A skilled German metallurgist, Christopher Bechtler, assisted by his son August and his nephew, also named Christopher, operated a private mint in Rutherford County, North Carolina. Rutherford County and other areas in the Piedmont region of North Carolina and Georgia were the principal sources of the nation’s gold supply from 1790 until the California gold strikes in 1848.
The coins minted by the Bechtlers were of only three denominations, but they covered a wide variety of weights and sizes. Rotated dies are common throughout the series. In 1831, the Bechtlers produced the first gold dollar in the United States. (The U.S. Mint struck its first circulating gold dollar in 1849.) Bechtler coins were well accepted by the public and circulated widely in the Southeast.

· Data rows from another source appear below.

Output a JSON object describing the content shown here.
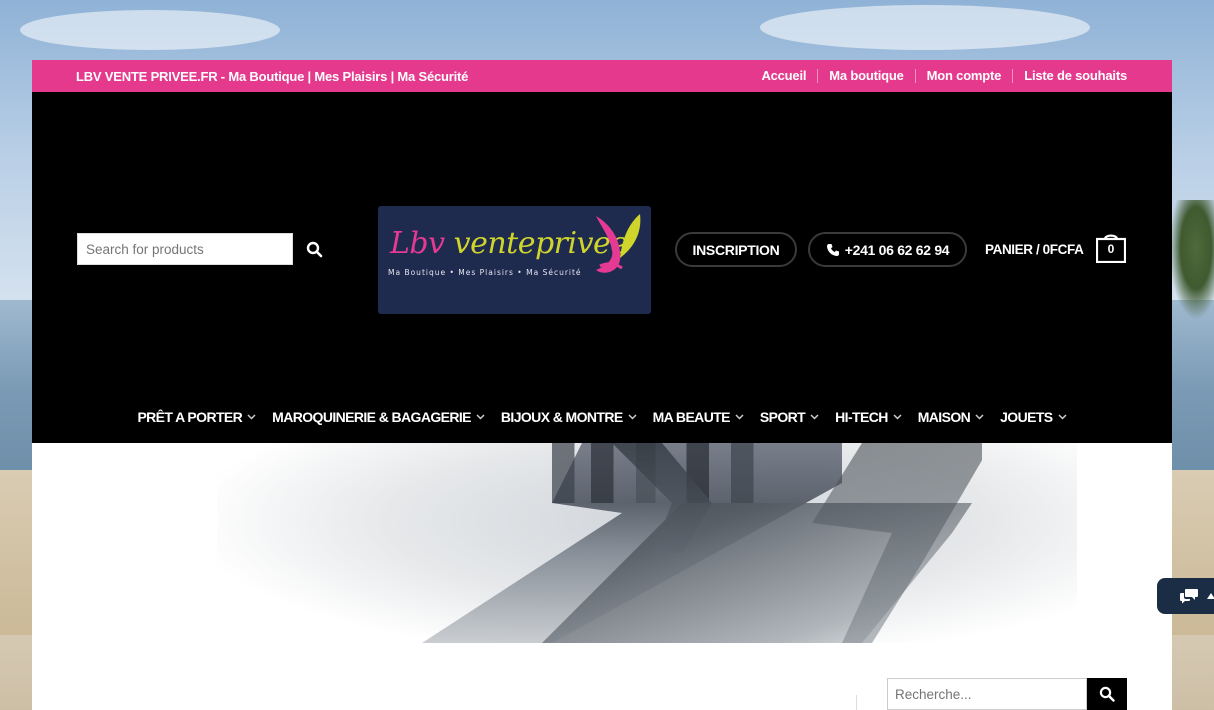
{
  "topbar": {
    "tagline": "LBV VENTE PRIVEE.FR - Ma Boutique | Mes Plaisirs | Ma Sécurité",
    "links": [
      "Accueil",
      "Ma boutique",
      "Mon compte",
      "Liste de souhaits"
    ]
  },
  "header": {
    "search_placeholder": "Search for products",
    "search_icon": "search-icon",
    "logo": {
      "part1": "Lbv",
      "part2": "venteprivee",
      "tagline": "Ma Boutique • Mes Plaisirs • Ma Sécurité"
    },
    "inscription_label": "INSCRIPTION",
    "phone_label": "+241 06 62 62 94",
    "phone_icon": "phone-icon",
    "cart_label": "PANIER / 0FCFA",
    "cart_count": "0"
  },
  "nav": {
    "items": [
      "PRÊT A PORTER",
      "MAROQUINERIE & BAGAGERIE",
      "BIJOUX & MONTRE",
      "MA BEAUTE",
      "SPORT",
      "HI-TECH",
      "MAISON",
      "JOUETS"
    ]
  },
  "sidebar": {
    "search_placeholder": "Recherche..."
  },
  "colors": {
    "brand_pink": "#e5398d",
    "header_bg": "#000000",
    "logo_bg": "#1f2a4f",
    "logo_green": "#cfd52b",
    "chat_bg": "#1b2d45"
  }
}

The inscription AUGUST 1. 1834 on several varieties of five-dollar pieces has a special significance. The secretary of the Treasury recommended to the Mint director that gold coins of the reduced weight bear the authorization date. This was not done on federal gold coinage, but the elder Christopher Bechtler evidently acted on the recommendation to avoid potential difficulty with Treasury authorities.